Three SITC Faculty Study Impact of Mobile Phone Use on Rural Farming in Nigeria

Three SITC Faculty Study Impact of Mobile Phone Use on Rural Farming in Nigeria

Inspired by the realization that many farmers in developing countries still depend on traditional farming practices, which are characterized by a lack of access to timely and relevant agricultural information, three researchers from AUN's School of Information Technology & Computing (SITC) have undertaken a study to assess the influence of mobile phone use on farming, and its effect on the livelihood of poor rural farmers.

The study published in the African Journal of Science, Technology, Innovation and Development (January 2021) adopted the Sustainable Livelihoods Approach as a theoretical lens. Authors Professors Mathias Fomkam, Chioma Anadozie and Jean-Paul Cleron derived their primary data from the Mbamba rural community in Yola South LG of Adamawa.

Their findings revealed that the use of mobile phones leads to increased opportunities for farmers, as rural farmers were empowered to improve their livelihoods while also ensuring food security in the long run. They also confirmed that mobile phone use strengthens communal living and builds social capital, while better access to information provided by mobile phones boosts farmers' knowledge and skills needed to succeed in twenty-first-century agriculture.

The study, however, identified what it termed "some human capital deficiencies and contextual factors bordering on language barrier" and made a case for mobile agricultural applications in indigenous languages.

SITC's longest-serving dean, Professor Fonkam, joined AUN in Spring 2006 after almost a decade of teaching experience at three universities in the US and Brazil and several years of industry experience in the Silicon Valley in California. As dean, Dr. Fonkam is credited with creating and personally bankrolling an online monthly programming challenge and the SITC on-the-spot programming competition, platforms designed to encourage students to solve challenging problems, thereby nurturing their problem-solving and programming skills.
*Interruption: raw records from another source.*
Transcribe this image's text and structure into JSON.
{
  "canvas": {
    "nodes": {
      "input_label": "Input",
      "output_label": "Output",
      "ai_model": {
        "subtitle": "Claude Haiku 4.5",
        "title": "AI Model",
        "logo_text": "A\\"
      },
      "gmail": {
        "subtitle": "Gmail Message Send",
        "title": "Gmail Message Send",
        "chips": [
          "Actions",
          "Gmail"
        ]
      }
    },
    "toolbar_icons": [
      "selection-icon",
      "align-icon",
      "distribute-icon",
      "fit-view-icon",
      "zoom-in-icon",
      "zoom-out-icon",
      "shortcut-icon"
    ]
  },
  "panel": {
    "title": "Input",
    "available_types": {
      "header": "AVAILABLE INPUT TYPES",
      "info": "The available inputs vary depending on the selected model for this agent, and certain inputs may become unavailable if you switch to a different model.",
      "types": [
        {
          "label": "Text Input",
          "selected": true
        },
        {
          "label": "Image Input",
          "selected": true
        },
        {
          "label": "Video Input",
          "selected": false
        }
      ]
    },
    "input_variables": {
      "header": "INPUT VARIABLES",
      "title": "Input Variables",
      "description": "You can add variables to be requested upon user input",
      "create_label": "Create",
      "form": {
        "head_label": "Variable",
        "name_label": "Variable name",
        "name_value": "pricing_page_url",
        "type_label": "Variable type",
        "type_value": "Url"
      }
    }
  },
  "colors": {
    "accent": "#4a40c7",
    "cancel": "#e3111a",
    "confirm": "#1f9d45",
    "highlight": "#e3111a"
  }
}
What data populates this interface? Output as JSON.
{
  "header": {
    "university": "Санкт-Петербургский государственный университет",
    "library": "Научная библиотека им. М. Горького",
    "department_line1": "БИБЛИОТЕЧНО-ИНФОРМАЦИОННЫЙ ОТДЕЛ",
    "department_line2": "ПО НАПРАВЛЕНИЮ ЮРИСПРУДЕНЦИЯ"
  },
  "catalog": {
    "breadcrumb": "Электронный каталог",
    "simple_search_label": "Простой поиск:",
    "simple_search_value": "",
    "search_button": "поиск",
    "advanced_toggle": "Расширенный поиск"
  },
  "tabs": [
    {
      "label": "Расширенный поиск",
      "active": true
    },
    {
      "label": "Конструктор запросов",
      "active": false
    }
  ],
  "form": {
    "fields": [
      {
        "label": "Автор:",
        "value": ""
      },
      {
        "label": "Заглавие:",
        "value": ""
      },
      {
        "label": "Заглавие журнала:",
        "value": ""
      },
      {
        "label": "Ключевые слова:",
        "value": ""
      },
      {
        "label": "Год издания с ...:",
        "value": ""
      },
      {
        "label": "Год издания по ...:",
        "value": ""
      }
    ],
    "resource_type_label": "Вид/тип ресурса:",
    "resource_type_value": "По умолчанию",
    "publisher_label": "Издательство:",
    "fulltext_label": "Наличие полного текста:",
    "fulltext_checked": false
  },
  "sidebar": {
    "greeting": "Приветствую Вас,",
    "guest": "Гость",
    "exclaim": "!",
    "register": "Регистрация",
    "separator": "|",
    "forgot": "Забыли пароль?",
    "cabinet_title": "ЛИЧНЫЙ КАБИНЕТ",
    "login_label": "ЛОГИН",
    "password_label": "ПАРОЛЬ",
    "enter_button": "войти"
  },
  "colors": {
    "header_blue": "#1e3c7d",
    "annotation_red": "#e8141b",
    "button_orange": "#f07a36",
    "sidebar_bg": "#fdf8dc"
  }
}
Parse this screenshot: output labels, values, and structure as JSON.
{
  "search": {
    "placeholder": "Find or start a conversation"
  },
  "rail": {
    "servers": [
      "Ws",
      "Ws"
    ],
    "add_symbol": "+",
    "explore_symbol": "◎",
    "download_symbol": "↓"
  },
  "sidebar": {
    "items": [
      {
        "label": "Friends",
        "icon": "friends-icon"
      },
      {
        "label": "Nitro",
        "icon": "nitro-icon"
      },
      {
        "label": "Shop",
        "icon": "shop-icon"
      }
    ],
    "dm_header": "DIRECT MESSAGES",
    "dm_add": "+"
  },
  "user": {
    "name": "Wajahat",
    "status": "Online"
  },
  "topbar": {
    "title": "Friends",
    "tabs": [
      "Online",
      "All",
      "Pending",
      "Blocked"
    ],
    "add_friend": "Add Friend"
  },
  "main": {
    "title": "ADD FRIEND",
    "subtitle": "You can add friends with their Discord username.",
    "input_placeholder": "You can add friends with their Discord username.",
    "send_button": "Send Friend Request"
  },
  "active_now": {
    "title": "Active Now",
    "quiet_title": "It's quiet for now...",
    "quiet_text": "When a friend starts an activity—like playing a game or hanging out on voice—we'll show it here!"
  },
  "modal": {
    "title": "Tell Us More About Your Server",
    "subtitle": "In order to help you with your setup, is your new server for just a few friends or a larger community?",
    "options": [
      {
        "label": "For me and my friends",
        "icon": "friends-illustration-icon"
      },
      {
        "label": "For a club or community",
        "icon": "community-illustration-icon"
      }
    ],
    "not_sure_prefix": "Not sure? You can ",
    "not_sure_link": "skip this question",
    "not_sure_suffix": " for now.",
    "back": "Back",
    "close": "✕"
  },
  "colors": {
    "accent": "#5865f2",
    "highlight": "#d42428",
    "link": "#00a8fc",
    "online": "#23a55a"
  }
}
In addition, he collaborated with the National Universities Commission (NUC) to update curricula for teaching computer science in Nigerian universities.

Professor Cleron, a former World Bank expert, specializes in System Dynamics, while Ms. Anadozie has previously published "Using the Internet to Gain Competitive Advantage" and "Management Information Systems for Nigerian Primary School, a Windows Based Software Application for Schools.”

Reported by Esther Ofeli